Harrison Shull

Harrison Shull died in the summer of 2003.  He was a distinguished scholar, educator, and administrator.  He served as Vice President and Provost of Rensselaer from 1979 to 1982. 

Shull was born August 17, 1923 the youngest son of George Harrison Shull, inventor of hybrid corn and professor of genetics at Princeton University, and Mary Julia Nicholl Shull.    He graduated from Princeton with highest honors in 1943.  From then until 1945, he served in the U.S. Navy at the Naval Research Laboratory.  He earned his PhD in physical chemistry at the University of California at Berkeley in 1948.  On a Rockefeller scholarship, Harrison worked with Robert Mulliken at the University of Chicago, where he began developing molecular orbital theory.

 Dr. Shull joined the chemistry department at Iowa State University as an assistant professor and was awarded a Guggenheim Fellowship to pursue research in Quantum Chemistry at Uppsala University in Sweden.  While in Sweden he helped establish the Quantum Chemistry Summer School at Valadolen, Sweden and Sanibel, FL.

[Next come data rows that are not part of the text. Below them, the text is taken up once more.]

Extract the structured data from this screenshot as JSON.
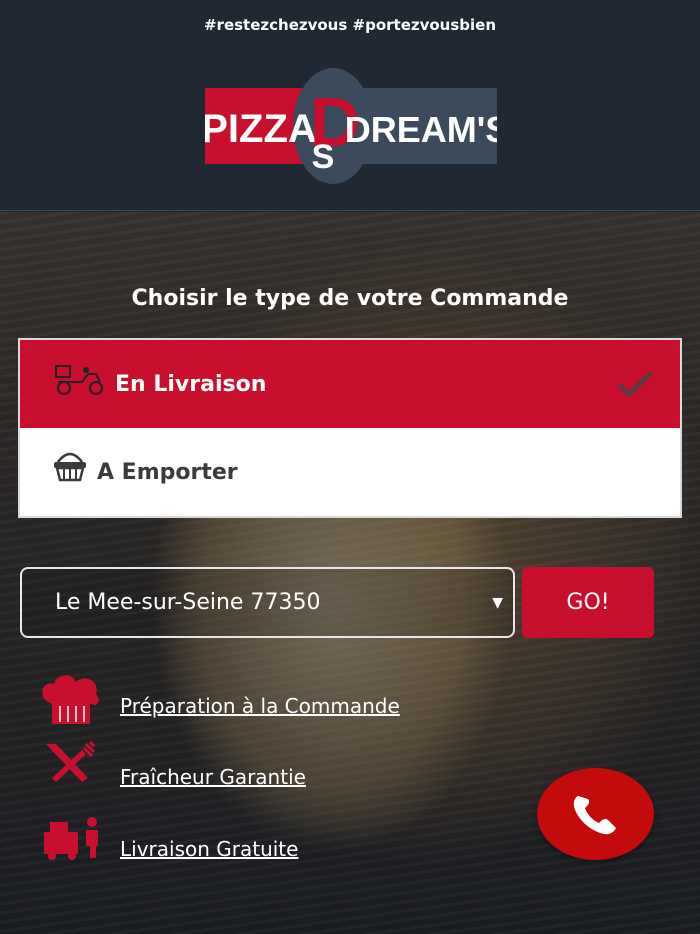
{
  "header": {
    "hashtags": "#restezchezvous #portezvousbien",
    "logo_left": "PIZZA",
    "logo_right": "DREAM'S",
    "logo_mark_top": "D",
    "logo_mark_bottom": "S"
  },
  "order": {
    "title": "Choisir le type de votre Commande",
    "options": [
      {
        "label": "En Livraison",
        "selected": true,
        "icon": "delivery-scooter-icon"
      },
      {
        "label": "A Emporter",
        "selected": false,
        "icon": "basket-icon"
      }
    ]
  },
  "location": {
    "selected_city": "Le Mee-sur-Seine 77350",
    "go_label": "GO!"
  },
  "features": [
    {
      "label": "Préparation à la Commande",
      "icon": "chef-hat-icon"
    },
    {
      "label": "Fraîcheur Garantie",
      "icon": "knife-fork-icon"
    },
    {
      "label": "Livraison Gratuite",
      "icon": "delivery-man-icon"
    }
  ],
  "call": {
    "icon": "phone-icon"
  },
  "colors": {
    "accent": "#c8102e",
    "header_bg": "#1f2833",
    "logo_blue": "#3b4a5c",
    "call_red": "#c40b0b"
  }
}
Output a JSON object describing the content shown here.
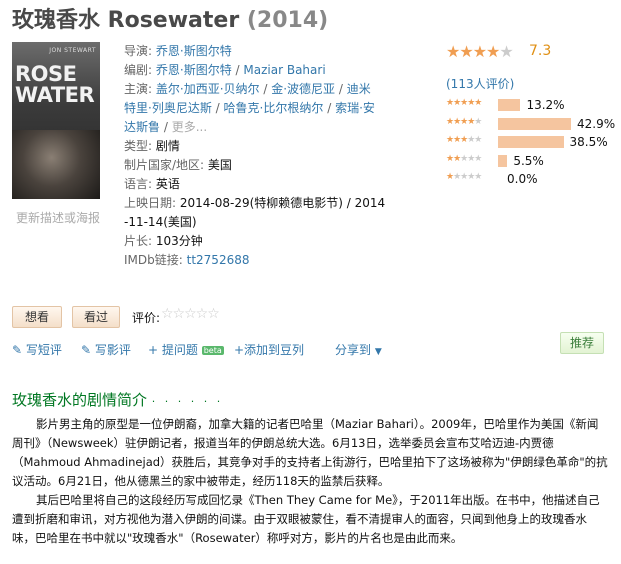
{
  "header": {
    "title": "玫瑰香水 Rosewater",
    "year": "(2014)"
  },
  "poster": {
    "director_text": "JON STEWART",
    "title_text": "ROSEWATER",
    "update_link": "更新描述或海报"
  },
  "info": {
    "director": {
      "label": "导演:",
      "value": "乔恩·斯图尔特"
    },
    "writer": {
      "label": "编剧:",
      "values": [
        "乔恩·斯图尔特",
        "Maziar Bahari"
      ]
    },
    "cast": {
      "label": "主演:",
      "values": [
        "盖尔·加西亚·贝纳尔",
        "金·波德尼亚",
        "迪米特里·列奥尼达斯",
        "哈鲁克·比尔根纳尔",
        "索瑞·安达斯鲁"
      ],
      "more": "更多..."
    },
    "genre": {
      "label": "类型:",
      "value": "剧情"
    },
    "country": {
      "label": "制片国家/地区:",
      "value": "美国"
    },
    "language": {
      "label": "语言:",
      "value": "英语"
    },
    "release": {
      "label": "上映日期:",
      "line1": "2014-08-29(特柳赖德电影节) / 2014",
      "line2": "-11-14(美国)"
    },
    "runtime": {
      "label": "片长:",
      "value": "103分钟"
    },
    "imdb": {
      "label": "IMDb链接:",
      "value": "tt2752688"
    }
  },
  "rating": {
    "score": "7.3",
    "stars": 3.5,
    "votes_text": "(113人评价)",
    "breakdown": [
      {
        "stars": 5,
        "percent_text": "13.2%",
        "fraction": 0.132
      },
      {
        "stars": 4,
        "percent_text": "42.9%",
        "fraction": 0.429
      },
      {
        "stars": 3,
        "percent_text": "38.5%",
        "fraction": 0.385
      },
      {
        "stars": 2,
        "percent_text": "5.5%",
        "fraction": 0.055
      },
      {
        "stars": 1,
        "percent_text": "0.0%",
        "fraction": 0.0
      }
    ]
  },
  "actions": {
    "want": "想看",
    "seen": "看过",
    "rate_label": "评价:",
    "write_short": "写短评",
    "write_review": "写影评",
    "ask": "+ 提问题",
    "beta": "beta",
    "add_list": "+添加到豆列",
    "share": "分享到",
    "recommend": "推荐"
  },
  "summary": {
    "title": "玫瑰香水的剧情简介",
    "dots": "· · · · · ·",
    "para1": "影片男主角的原型是一位伊朗裔，加拿大籍的记者巴哈里（Maziar Bahari）。2009年，巴哈里作为美国《新闻周刊》（Newsweek）驻伊朗记者，报道当年的伊朗总统大选。6月13日，选举委员会宣布艾哈迈迪-内贾德（Mahmoud Ahmadinejad）获胜后，其竞争对手的支持者上街游行，巴哈里拍下了这场被称为\"伊朗绿色革命\"的抗议活动。6月21日，他从德黑兰的家中被带走，经历118天的监禁后获释。",
    "para2": "其后巴哈里将自己的这段经历写成回忆录《Then They Came for Me》，于2011年出版。在书中，他描述自己遭到折磨和审讯，对方视他为潜入伊朗的间谍。由于双眼被蒙住，看不清提审人的面容，只闻到他身上的玫瑰香水味，巴哈里在书中就以\"玫瑰香水\"（Rosewater）称呼对方，影片的片名也是由此而来。"
  }
}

 From 1955- 1979 he was a professor and chair of the chemistry department at Indiana University in Bloomington.  He was the author of over 140 scientific papers and a college level Chemistry textbook.  He became an innovator in Computer development and use, originating the model Quantum Chemistry Program Exchange and heading the University's Research Computing Center.  He also served as Dean of the Graduate School and Vice President of the University.

From 1979 to 1982, Dr. Shull served as Vice President and Provost of Rensselaer Polytechnic Institute.  In 1982, he was appointed Chancellor of the University of Colorado at Boulder.  In 1985 he became Provost and Vice President for Academic Affairs at the Naval Postgraduate School in Monterey CA.   He retired in 1995.

Dr. Shull was elected to the National Academy of Sciences in 1969.  He was also a fellow of the American Academy of Arts and Sciences, and a member of the American Physical Society, the American Association for the advancement of Science, the American Chemical Society, and several other scientific and research associations and Phi Beta Kappa.  He was an active International member of the Kungliga Vetenskaps Akademin and the Faraday Society. 

He was active on a number of national boards and commissions, including the Federal Manpower Commission, the Institute for Defense Analysis, and the Naval Studies Board.  He led a science policy initiative with the then Soviet Union and worked for the release of Professor Andrei Sakharoff.  Dr. Shull was awarded a Congressional Medal and a Special Tribute from the Institute for Defense Analysis.